**TASK INSTRUCTIONS**
Every line of the data below is to be duplicated exactly, pictures excepted.

**Web page and app entries**
--- START ---

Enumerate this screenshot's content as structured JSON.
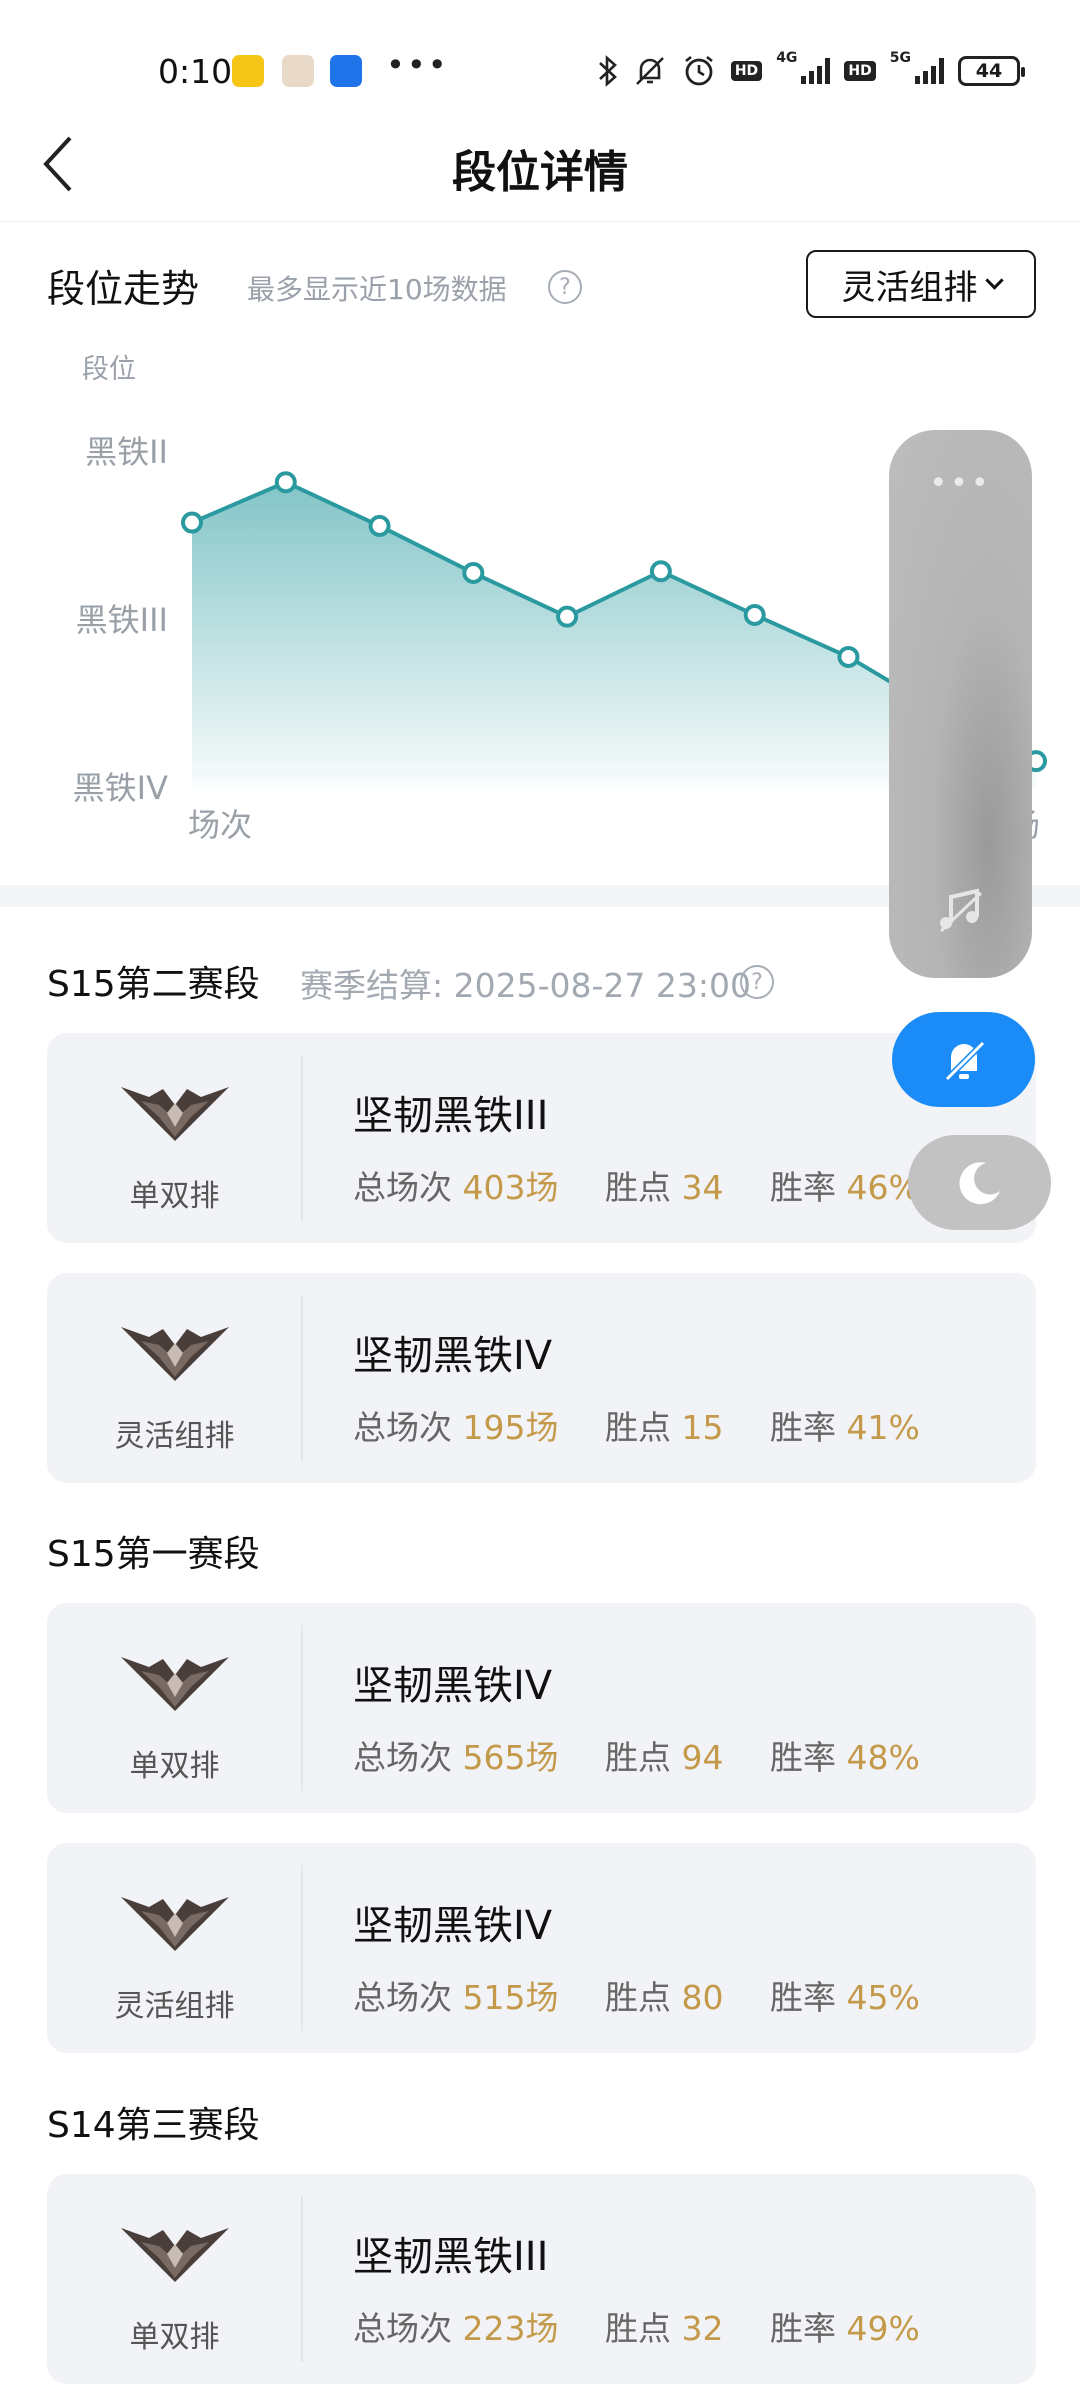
{
  "status_bar": {
    "time": "0:10",
    "net_4g": "4G",
    "net_5g": "5G",
    "hd": "HD",
    "battery": "44"
  },
  "header": {
    "title": "段位详情"
  },
  "trend": {
    "title": "段位走势",
    "note": "最多显示近10场数据",
    "help": "?",
    "queue_select": "灵活组排"
  },
  "chart_data": {
    "type": "area",
    "ylabel": "段位",
    "xlabel": "场次",
    "y_ticks": [
      "黑铁IV",
      "黑铁III",
      "黑铁II"
    ],
    "x_partial_label": "场",
    "ylim": [
      0,
      2
    ],
    "values": [
      1.58,
      1.82,
      1.56,
      1.28,
      1.02,
      1.29,
      1.03,
      0.78,
      0.45,
      0.16
    ],
    "line_color": "#2a9aa0",
    "fill_color": "#7cc1c4"
  },
  "seasons": [
    {
      "title": "S15第二赛段",
      "note": "赛季结算: 2025-08-27 23:00",
      "help": "?",
      "cards": [
        {
          "queue": "单双排",
          "rank": "坚韧黑铁III",
          "games_label": "总场次",
          "games": "403场",
          "lp_label": "胜点",
          "lp": "34",
          "wr_label": "胜率",
          "wr": "46%"
        },
        {
          "queue": "灵活组排",
          "rank": "坚韧黑铁IV",
          "games_label": "总场次",
          "games": "195场",
          "lp_label": "胜点",
          "lp": "15",
          "wr_label": "胜率",
          "wr": "41%"
        }
      ]
    },
    {
      "title": "S15第一赛段",
      "cards": [
        {
          "queue": "单双排",
          "rank": "坚韧黑铁IV",
          "games_label": "总场次",
          "games": "565场",
          "lp_label": "胜点",
          "lp": "94",
          "wr_label": "胜率",
          "wr": "48%"
        },
        {
          "queue": "灵活组排",
          "rank": "坚韧黑铁IV",
          "games_label": "总场次",
          "games": "515场",
          "lp_label": "胜点",
          "lp": "80",
          "wr_label": "胜率",
          "wr": "45%"
        }
      ]
    },
    {
      "title": "S14第三赛段",
      "cards": [
        {
          "queue": "单双排",
          "rank": "坚韧黑铁III",
          "games_label": "总场次",
          "games": "223场",
          "lp_label": "胜点",
          "lp": "32",
          "wr_label": "胜率",
          "wr": "49%"
        }
      ]
    }
  ],
  "floating_panel": {
    "dots": "•••"
  },
  "icons": [
    "back-arrow-icon",
    "help-icon",
    "chevron-down-icon",
    "iron-rank-emblem-icon",
    "music-off-icon",
    "bell-mute-icon",
    "moon-icon",
    "bluetooth-icon",
    "alarm-icon",
    "weibo-app-icon"
  ]
}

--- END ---

**EXERCISE SOLUTION**
Enumerate this screenshot's content as structured JSON.
{
  "status_bar": {
    "time": "0:10",
    "net_4g": "4G",
    "net_5g": "5G",
    "hd": "HD",
    "battery": "44"
  },
  "header": {
    "title": "段位详情"
  },
  "trend": {
    "title": "段位走势",
    "note": "最多显示近10场数据",
    "help": "?",
    "queue_select": "灵活组排"
  },
  "chart_data": {
    "type": "area",
    "ylabel": "段位",
    "xlabel": "场次",
    "y_ticks": [
      "黑铁IV",
      "黑铁III",
      "黑铁II"
    ],
    "x_partial_label": "场",
    "ylim": [
      0,
      2
    ],
    "values": [
      1.58,
      1.82,
      1.56,
      1.28,
      1.02,
      1.29,
      1.03,
      0.78,
      0.45,
      0.16
    ],
    "line_color": "#2a9aa0",
    "fill_color": "#7cc1c4"
  },
  "seasons": [
    {
      "title": "S15第二赛段",
      "note": "赛季结算: 2025-08-27 23:00",
      "help": "?",
      "cards": [
        {
          "queue": "单双排",
          "rank": "坚韧黑铁III",
          "games_label": "总场次",
          "games": "403场",
          "lp_label": "胜点",
          "lp": "34",
          "wr_label": "胜率",
          "wr": "46%"
        },
        {
          "queue": "灵活组排",
          "rank": "坚韧黑铁IV",
          "games_label": "总场次",
          "games": "195场",
          "lp_label": "胜点",
          "lp": "15",
          "wr_label": "胜率",
          "wr": "41%"
        }
      ]
    },
    {
      "title": "S15第一赛段",
      "cards": [
        {
          "queue": "单双排",
          "rank": "坚韧黑铁IV",
          "games_label": "总场次",
          "games": "565场",
          "lp_label": "胜点",
          "lp": "94",
          "wr_label": "胜率",
          "wr": "48%"
        },
        {
          "queue": "灵活组排",
          "rank": "坚韧黑铁IV",
          "games_label": "总场次",
          "games": "515场",
          "lp_label": "胜点",
          "lp": "80",
          "wr_label": "胜率",
          "wr": "45%"
        }
      ]
    },
    {
      "title": "S14第三赛段",
      "cards": [
        {
          "queue": "单双排",
          "rank": "坚韧黑铁III",
          "games_label": "总场次",
          "games": "223场",
          "lp_label": "胜点",
          "lp": "32",
          "wr_label": "胜率",
          "wr": "49%"
        }
      ]
    }
  ],
  "floating_panel": {
    "dots": "•••"
  },
  "icons": [
    "back-arrow-icon",
    "help-icon",
    "chevron-down-icon",
    "iron-rank-emblem-icon",
    "music-off-icon",
    "bell-mute-icon",
    "moon-icon",
    "bluetooth-icon",
    "alarm-icon",
    "weibo-app-icon"
  ]
}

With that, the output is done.